## WHAT YOU HAVE TO DO:
Copy all entries verbatim and keep any pictures out of the copy.

=-=-=

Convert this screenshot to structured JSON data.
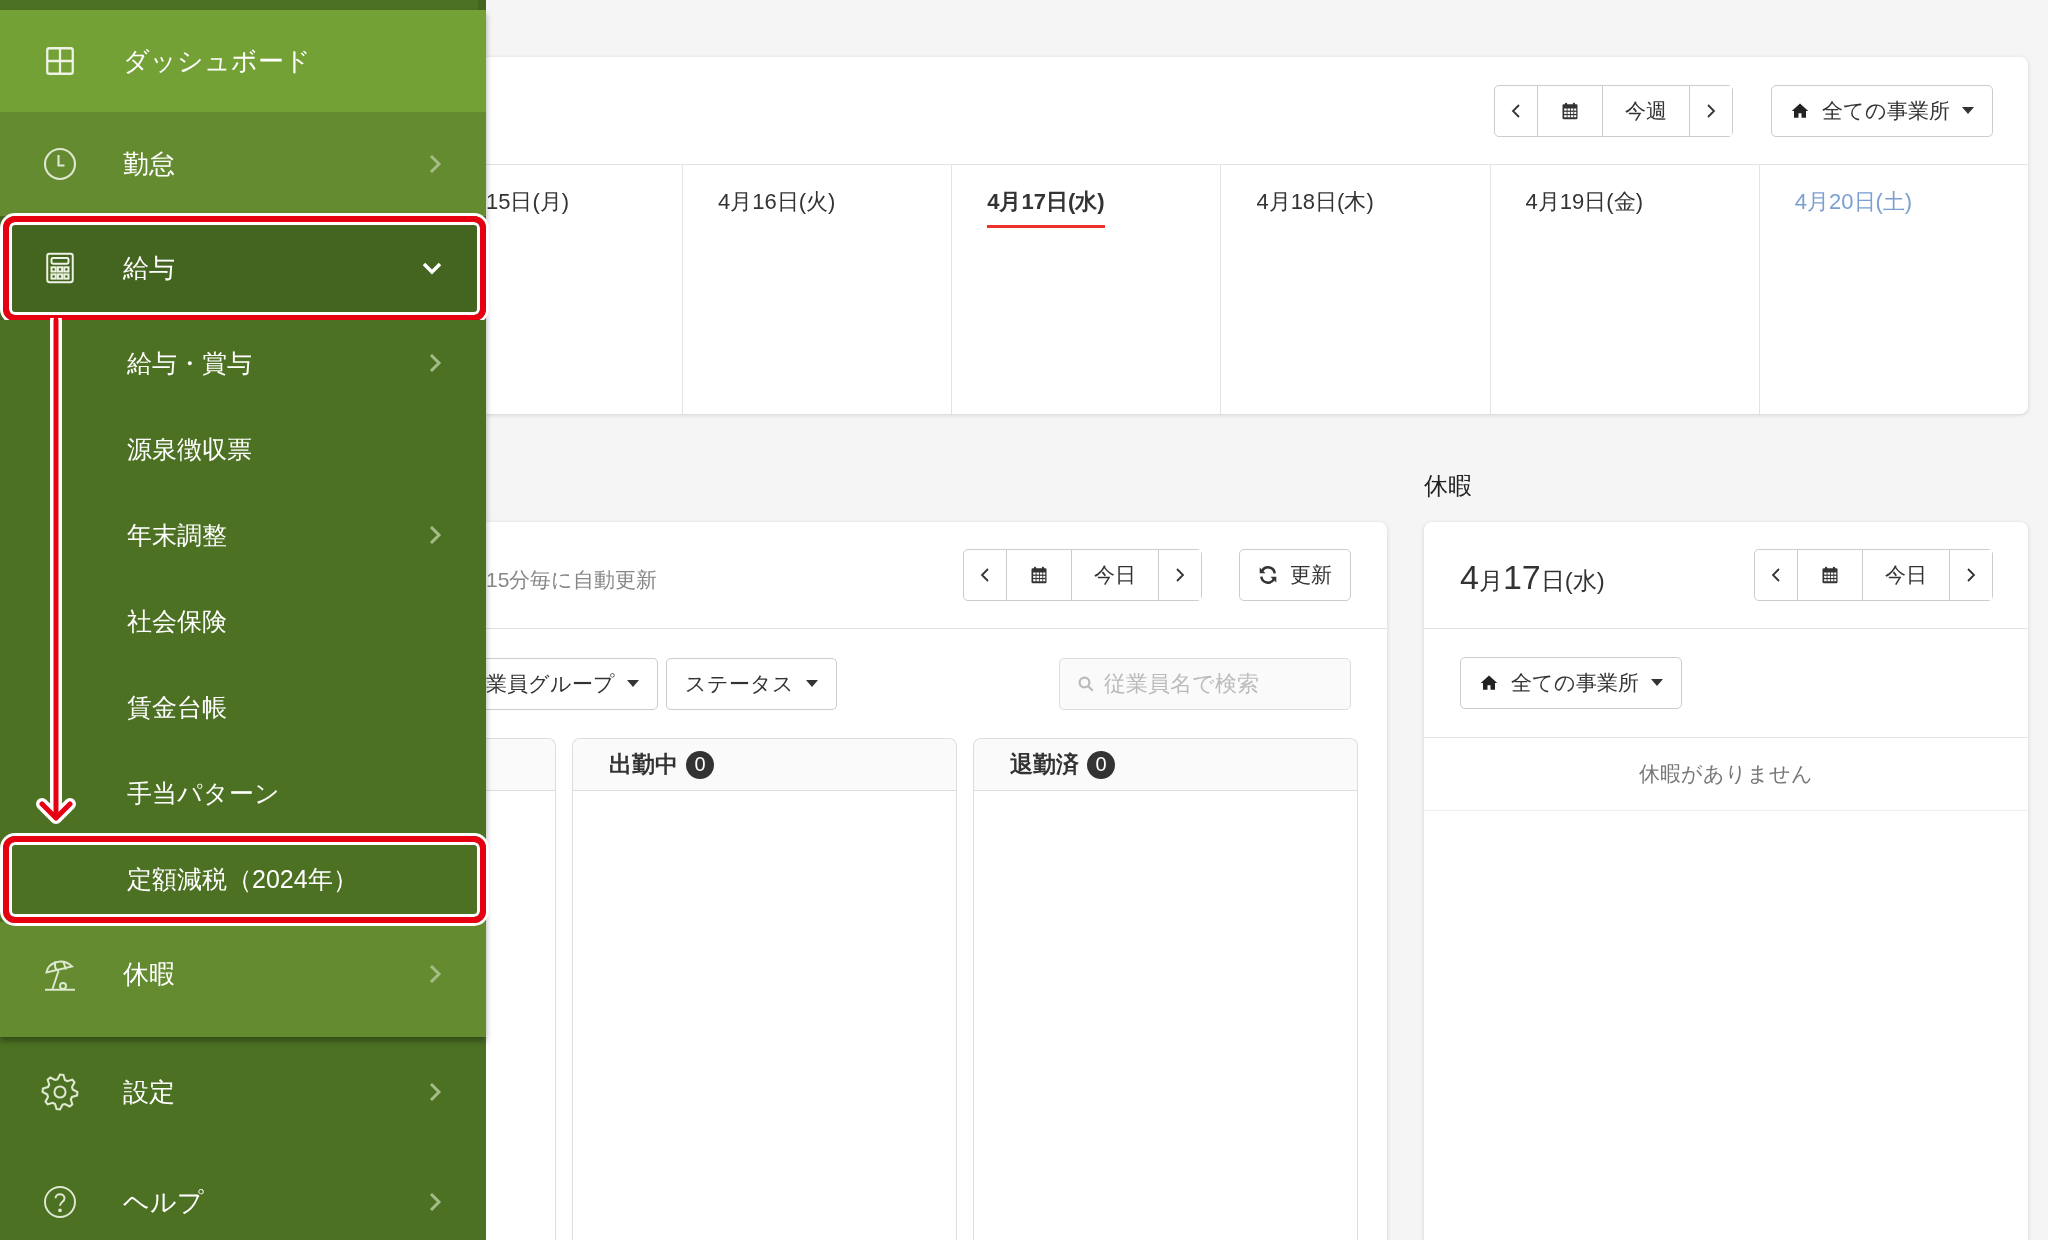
{
  "sidebar": {
    "groups": [
      {
        "items": [
          {
            "label": "ダッシュボード",
            "selected": true,
            "expandable": false,
            "expanded": false,
            "highlighted": false
          },
          {
            "label": "勤怠",
            "selected": false,
            "expandable": true,
            "expanded": false,
            "highlighted": false
          },
          {
            "label": "給与",
            "selected": false,
            "expandable": true,
            "expanded": true,
            "highlighted": true,
            "children": [
              {
                "label": "給与・賞与",
                "selected": false,
                "expandable": true,
                "highlighted": false
              },
              {
                "label": "源泉徴収票",
                "selected": false,
                "expandable": false,
                "highlighted": false
              },
              {
                "label": "年末調整",
                "selected": false,
                "expandable": true,
                "highlighted": false
              },
              {
                "label": "社会保険",
                "selected": false,
                "expandable": false,
                "highlighted": false
              },
              {
                "label": "賃金台帳",
                "selected": false,
                "expandable": false,
                "highlighted": false
              },
              {
                "label": "手当パターン",
                "selected": false,
                "expandable": false,
                "highlighted": false
              },
              {
                "label": "定額減税（2024年）",
                "selected": false,
                "expandable": false,
                "highlighted": true
              }
            ]
          },
          {
            "label": "休暇",
            "selected": false,
            "expandable": true,
            "expanded": false,
            "highlighted": false
          }
        ]
      },
      {
        "items": [
          {
            "label": "設定",
            "selected": false,
            "expandable": true,
            "expanded": false,
            "highlighted": false
          },
          {
            "label": "ヘルプ",
            "selected": false,
            "expandable": true,
            "expanded": false,
            "highlighted": false
          }
        ]
      }
    ]
  },
  "week_view": {
    "period_button": "今週",
    "office_filter": "全ての事業所",
    "days": [
      {
        "label": "15日(月)",
        "kind": "weekday",
        "selected": false
      },
      {
        "label": "4月16日(火)",
        "kind": "weekday",
        "selected": false
      },
      {
        "label": "4月17日(水)",
        "kind": "weekday",
        "selected": true
      },
      {
        "label": "4月18日(木)",
        "kind": "weekday",
        "selected": false
      },
      {
        "label": "4月19日(金)",
        "kind": "weekday",
        "selected": false
      },
      {
        "label": "4月20日(土)",
        "kind": "saturday",
        "selected": false
      }
    ]
  },
  "attendance": {
    "auto_refresh": "15分毎に自動更新",
    "today_button": "今日",
    "refresh_button": "更新",
    "filters": [
      "業員グループ",
      "ステータス"
    ],
    "search": {
      "placeholder": "従業員名で検索"
    },
    "columns": [
      {
        "kind": "partial"
      },
      {
        "kind": "status",
        "title": "出勤中",
        "count": "0"
      },
      {
        "kind": "status",
        "title": "退勤済",
        "count": "0"
      }
    ]
  },
  "leave": {
    "heading": "休暇",
    "date_parts": [
      {
        "text": "4",
        "kind": "number"
      },
      {
        "text": "月",
        "kind": "unit"
      },
      {
        "text": "17",
        "kind": "number"
      },
      {
        "text": "日(水)",
        "kind": "unit"
      }
    ],
    "today_button": "今日",
    "office_filter": "全ての事業所",
    "empty_message": "休暇がありません"
  }
}
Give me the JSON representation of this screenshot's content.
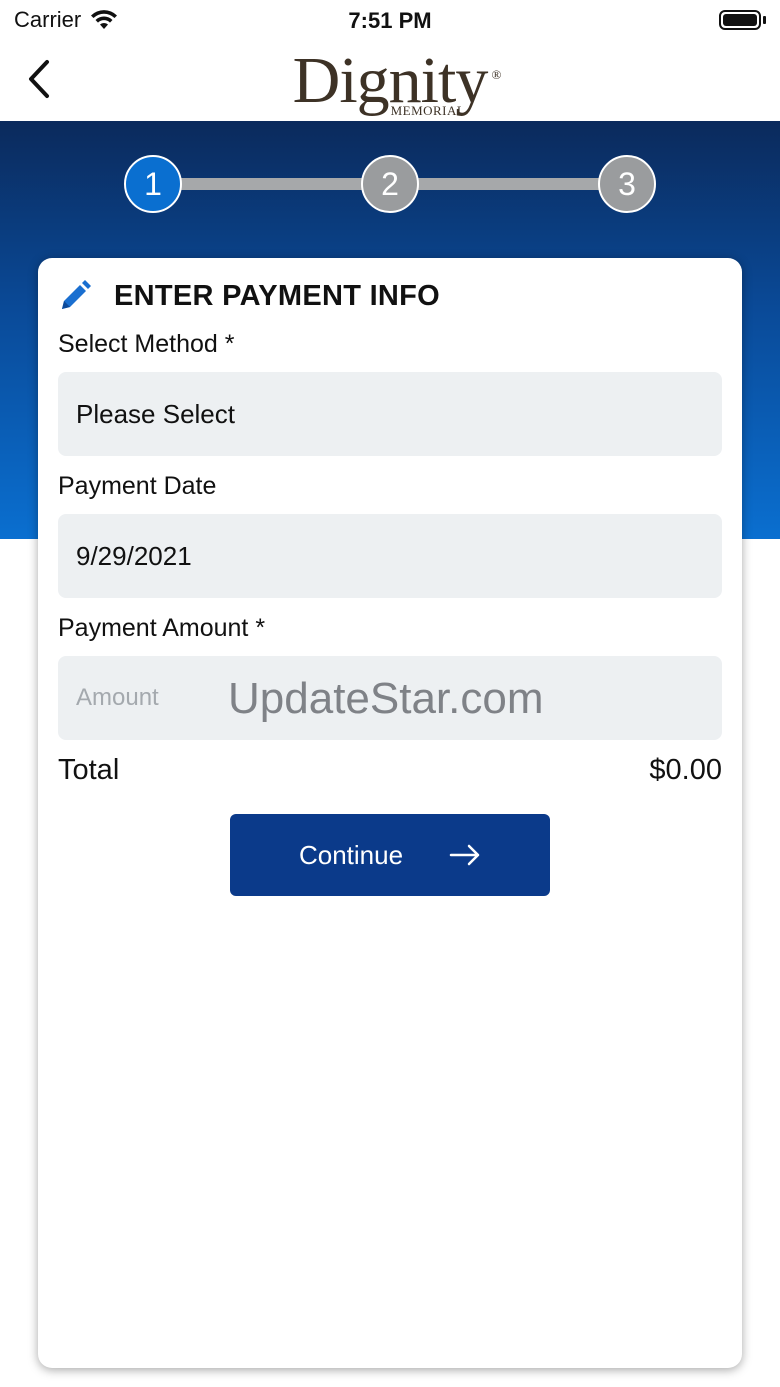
{
  "status_bar": {
    "carrier": "Carrier",
    "time": "7:51 PM"
  },
  "header": {
    "logo_main": "Dignity",
    "logo_sub": "MEMORIAL",
    "logo_reg": "®"
  },
  "stepper": {
    "steps": [
      "1",
      "2",
      "3"
    ],
    "active_step": 1
  },
  "card": {
    "title": "ENTER PAYMENT INFO",
    "method_label": "Select Method *",
    "method_value": "Please Select",
    "date_label": "Payment Date",
    "date_value": "9/29/2021",
    "amount_label": "Payment Amount *",
    "amount_placeholder": "Amount",
    "watermark": "UpdateStar.com",
    "total_label": "Total",
    "total_value": "$0.00",
    "continue_label": "Continue"
  },
  "colors": {
    "brand_blue": "#0b3a8a",
    "active_step": "#0a6fd0",
    "inactive_step": "#9a9c9e",
    "field_bg": "#edf0f2"
  }
}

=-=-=

## ANSWER BELOW:
Convert this screenshot to structured JSON data.
{
  "sidebar": {
    "groups": [
      {
        "items": [
          {
            "label": "ダッシュボード",
            "selected": true,
            "expandable": false,
            "expanded": false,
            "highlighted": false
          },
          {
            "label": "勤怠",
            "selected": false,
            "expandable": true,
            "expanded": false,
            "highlighted": false
          },
          {
            "label": "給与",
            "selected": false,
            "expandable": true,
            "expanded": true,
            "highlighted": true,
            "children": [
              {
                "label": "給与・賞与",
                "selected": false,
                "expandable": true,
                "highlighted": false
              },
              {
                "label": "源泉徴収票",
                "selected": false,
                "expandable": false,
                "highlighted": false
              },
              {
                "label": "年末調整",
                "selected": false,
                "expandable": true,
                "highlighted": false
              },
              {
                "label": "社会保険",
                "selected": false,
                "expandable": false,
                "highlighted": false
              },
              {
                "label": "賃金台帳",
                "selected": false,
                "expandable": false,
                "highlighted": false
              },
              {
                "label": "手当パターン",
                "selected": false,
                "expandable": false,
                "highlighted": false
              },
              {
                "label": "定額減税（2024年）",
                "selected": false,
                "expandable": false,
                "highlighted": true
              }
            ]
          },
          {
            "label": "休暇",
            "selected": false,
            "expandable": true,
            "expanded": false,
            "highlighted": false
          }
        ]
      },
      {
        "items": [
          {
            "label": "設定",
            "selected": false,
            "expandable": true,
            "expanded": false,
            "highlighted": false
          },
          {
            "label": "ヘルプ",
            "selected": false,
            "expandable": true,
            "expanded": false,
            "highlighted": false
          }
        ]
      }
    ]
  },
  "week_view": {
    "period_button": "今週",
    "office_filter": "全ての事業所",
    "days": [
      {
        "label": "15日(月)",
        "kind": "weekday",
        "selected": false
      },
      {
        "label": "4月16日(火)",
        "kind": "weekday",
        "selected": false
      },
      {
        "label": "4月17日(水)",
        "kind": "weekday",
        "selected": true
      },
      {
        "label": "4月18日(木)",
        "kind": "weekday",
        "selected": false
      },
      {
        "label": "4月19日(金)",
        "kind": "weekday",
        "selected": false
      },
      {
        "label": "4月20日(土)",
        "kind": "saturday",
        "selected": false
      }
    ]
  },
  "attendance": {
    "auto_refresh": "15分毎に自動更新",
    "today_button": "今日",
    "refresh_button": "更新",
    "filters": [
      "業員グループ",
      "ステータス"
    ],
    "search": {
      "placeholder": "従業員名で検索"
    },
    "columns": [
      {
        "kind": "partial"
      },
      {
        "kind": "status",
        "title": "出勤中",
        "count": "0"
      },
      {
        "kind": "status",
        "title": "退勤済",
        "count": "0"
      }
    ]
  },
  "leave": {
    "heading": "休暇",
    "date_parts": [
      {
        "text": "4",
        "kind": "number"
      },
      {
        "text": "月",
        "kind": "unit"
      },
      {
        "text": "17",
        "kind": "number"
      },
      {
        "text": "日(水)",
        "kind": "unit"
      }
    ],
    "today_button": "今日",
    "office_filter": "全ての事業所",
    "empty_message": "休暇がありません"
  }
}
Give me the JSON representation of this screenshot's content.
{
  "status_bar": {
    "carrier": "Carrier",
    "time": "7:51 PM"
  },
  "header": {
    "logo_main": "Dignity",
    "logo_sub": "MEMORIAL",
    "logo_reg": "®"
  },
  "stepper": {
    "steps": [
      "1",
      "2",
      "3"
    ],
    "active_step": 1
  },
  "card": {
    "title": "ENTER PAYMENT INFO",
    "method_label": "Select Method *",
    "method_value": "Please Select",
    "date_label": "Payment Date",
    "date_value": "9/29/2021",
    "amount_label": "Payment Amount *",
    "amount_placeholder": "Amount",
    "watermark": "UpdateStar.com",
    "total_label": "Total",
    "total_value": "$0.00",
    "continue_label": "Continue"
  },
  "colors": {
    "brand_blue": "#0b3a8a",
    "active_step": "#0a6fd0",
    "inactive_step": "#9a9c9e",
    "field_bg": "#edf0f2"
  }
}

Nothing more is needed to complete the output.